Captain Balram Mehta in the film was assigned a desk job for a while because the disciplinary commission ruled against him for his disorderly behavior. Balram had expected to be let off lightly because of his good camaraderie with his superiors in the battalion. But things initially didn’t go as planned. His desk job distressed him until the army chief, Sam Manekshaw, spotted his skill as a combatant and his love for the Pippa, the amphibian tank.
Captain Balram And His Stint With Combat
Once he was back on the field, Captain Balram became the tiger that was constantly on the prowl to seek victory at any cost. On the way to the Indian camp set on the eastern front of the country, he was appalled to see the number of Bengalis from East Pakistan who were forced to leave their homes and find refuge in India. It reminded him of his mother retelling the harrowing experience of their exodus from Rawalpindi to Delhi during the partition. They had to give up everything close to their family and start their lives from scratch. He understood the ramifications of the ongoing conflict in East Pakistan against their government. It motivated him further to fight for the destitute.
Balram was also attached to a pair of boots he wore to combat because of their history with his family. The boots belonged to his father, who had served in the army and wanted his sons to join the force as well. The boots were passed on to his elder brother as his legacy, and Balram reveals he stole them from Ram. He wanted to understand the idea of being in someone else’s shoes and the weight of carrying forward his family’s tradition. Despite what the family thought of him, Balram was serious about the work assigned to him on the frontier. The first battle was crucial but at the cost of losing their chief of operations within minutes of the conflict beginning. Balram had to take charge of the operation seconds after he learned of his team leader’s death in action. This emphasizes the aspect of moving on quickly because the enemy waits for no one. He had learned of his brother going missing in action from his sister Radha who was working with intelligence. Balram was wondering whether to go rogue and rescue his brother instead of facing the enemy battalion. Good sense prevailed, and he ended up following the orders of his current operation lead, who was willing to take another route to reach Burinda. He had received another piece of information from an enemy deserter about an Indian army officer being held as a POW at Burinda. Balram had the opportunity to go against his orders and look for his brother instead. Since the battalion was headed to the town, he showed patience and did not make a move in haste.
Captain Balram After The War
Captain Balram showed his skills as an army officer in the Battle of Burinda. His battalion decimated the enemy tanks and trucks upon entering the town. This win was crucial, but finally finding his brother alive was the happiest news for him. The brothers reunite, acknowledge each other’s prowess as army officers, and head home happily. Captain Balram seemed to have cemented his position as one of the war heroes of the 1971 war, and the Pakistan army surrendered within a few days of the Indian army’s incursion into East Pakistan. The Indian army’s victory led to the formation of the new country, Bangladesh, and thus ended the reign of West Pakistan over this region.
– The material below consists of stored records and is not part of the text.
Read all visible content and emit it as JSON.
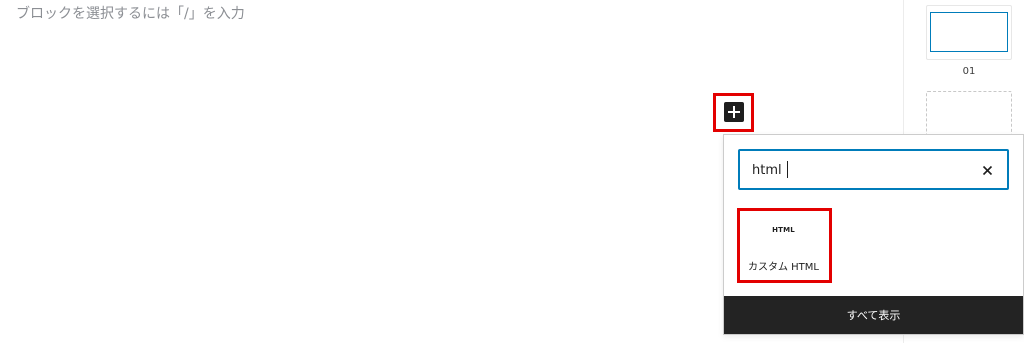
{
  "editor": {
    "placeholder": "ブロックを選択するには「/」を入力"
  },
  "sidebar": {
    "thumbnail_label": "01"
  },
  "inserter": {
    "add_button_icon": "plus-icon",
    "search": {
      "value": "html",
      "clear_icon": "close-icon"
    },
    "results": [
      {
        "icon_text": "HTML",
        "label": "カスタム HTML"
      }
    ],
    "show_all_label": "すべて表示"
  },
  "colors": {
    "accent": "#007cba",
    "highlight": "#e30000",
    "dark": "#1e1e1e"
  }
}
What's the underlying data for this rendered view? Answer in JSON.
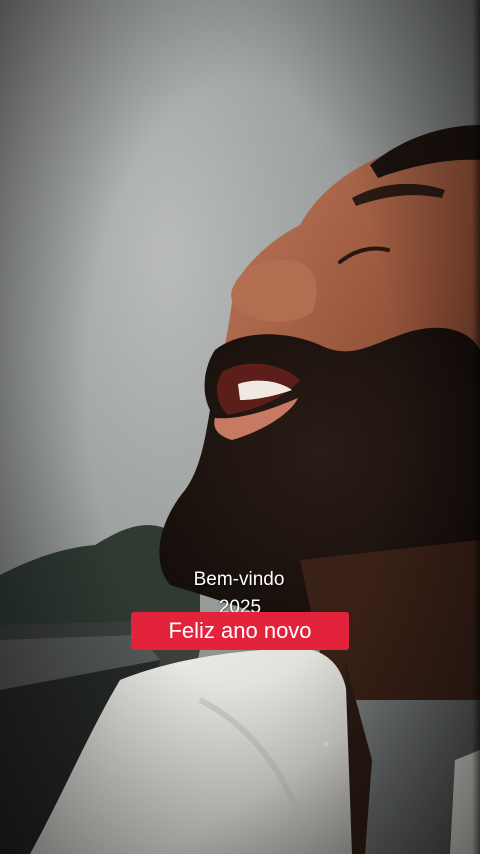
{
  "captions": {
    "line1": "Bem-vindo",
    "line2": "2025",
    "badge": "Feliz ano novo"
  },
  "colors": {
    "badge_background": "#e3223c",
    "caption_text": "#ffffff"
  }
}
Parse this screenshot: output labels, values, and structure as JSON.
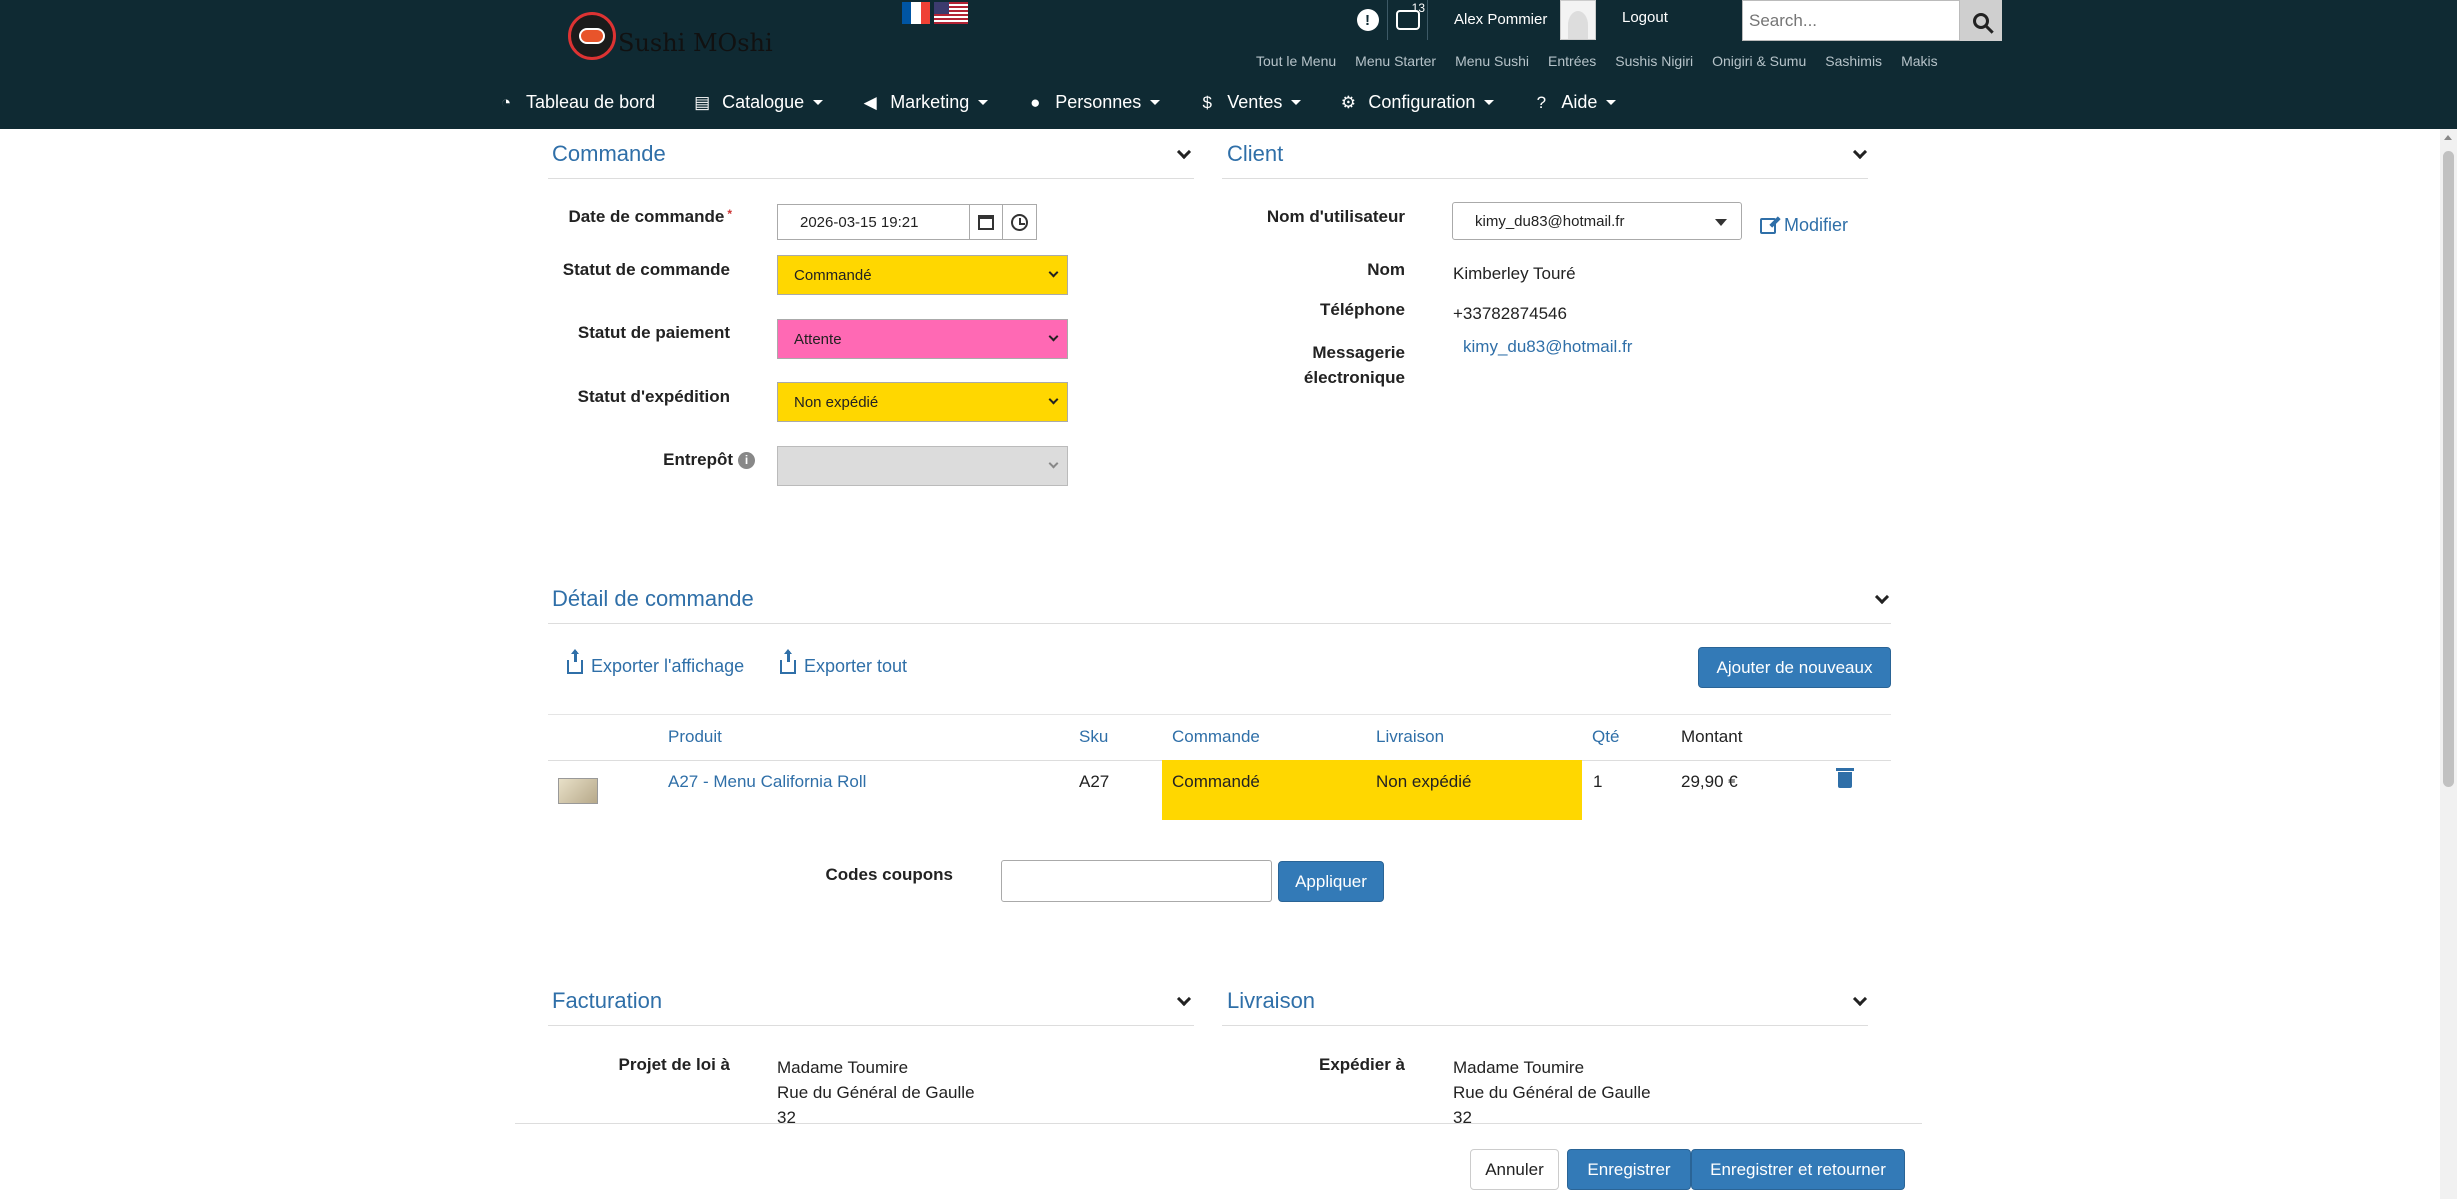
{
  "header": {
    "brand": "Sushi MOshi",
    "notifications_badge": "",
    "messages_badge": "13",
    "username": "Alex Pommier",
    "logout": "Logout",
    "search_placeholder": "Search...",
    "subnav": [
      "Tout le Menu",
      "Menu Starter",
      "Menu Sushi",
      "Entrées",
      "Sushis Nigiri",
      "Onigiri & Sumu",
      "Sashimis",
      "Makis"
    ],
    "mainnav": [
      {
        "label": "Tableau de bord",
        "icon": "dashboard-icon"
      },
      {
        "label": "Catalogue",
        "icon": "book-icon"
      },
      {
        "label": "Marketing",
        "icon": "megaphone-icon"
      },
      {
        "label": "Personnes",
        "icon": "user-icon"
      },
      {
        "label": "Ventes",
        "icon": "dollar-icon"
      },
      {
        "label": "Configuration",
        "icon": "gear-icon"
      },
      {
        "label": "Aide",
        "icon": "question-icon"
      }
    ]
  },
  "order": {
    "title": "Commande",
    "date_label": "Date de commande",
    "date_value": "2026-03-15 19:21",
    "status_label": "Statut de commande",
    "status_value": "Commandé",
    "status_color": "#ffd700",
    "payment_label": "Statut de paiement",
    "payment_value": "Attente",
    "payment_color": "#ff69b4",
    "shipping_label": "Statut d'expédition",
    "shipping_value": "Non expédié",
    "warehouse_label": "Entrepôt",
    "warehouse_value": ""
  },
  "client": {
    "title": "Client",
    "username_label": "Nom d'utilisateur",
    "username_value": "kimy_du83@hotmail.fr",
    "modify": "Modifier",
    "name_label": "Nom",
    "name_value": "Kimberley Touré",
    "phone_label": "Téléphone",
    "phone_value": "+33782874546",
    "email_label_1": "Messagerie",
    "email_label_2": "électronique",
    "email_value": "kimy_du83@hotmail.fr"
  },
  "detail": {
    "title": "Détail de commande",
    "export_view": "Exporter l'affichage",
    "export_all": "Exporter tout",
    "add_new": "Ajouter de nouveaux",
    "columns": {
      "product": "Produit",
      "sku": "Sku",
      "order": "Commande",
      "delivery": "Livraison",
      "qty": "Qté",
      "amount": "Montant"
    },
    "rows": [
      {
        "product": "A27 - Menu California Roll",
        "sku": "A27",
        "order": "Commandé",
        "delivery": "Non expédié",
        "qty": "1",
        "amount": "29,90 €"
      }
    ],
    "coupon_label": "Codes coupons",
    "coupon_value": "",
    "apply": "Appliquer"
  },
  "billing": {
    "title": "Facturation",
    "label": "Projet de loi à",
    "line1": "Madame Toumire",
    "line2": "Rue du Général de Gaulle",
    "line3": "32"
  },
  "delivery": {
    "title": "Livraison",
    "label": "Expédier à",
    "line1": "Madame Toumire",
    "line2": "Rue du Général de Gaulle",
    "line3": "32"
  },
  "footer": {
    "cancel": "Annuler",
    "save": "Enregistrer",
    "save_return": "Enregistrer et retourner"
  }
}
Brigadier Balram Mehta is very much alive and active, and over the years he’s put on paper his experience working with the 45th Cavalry, which led to winning the battle of Garibpur. He took voluntary retirement from the armed forces and has been actively working with various state governments, universities, and non-profit organizations.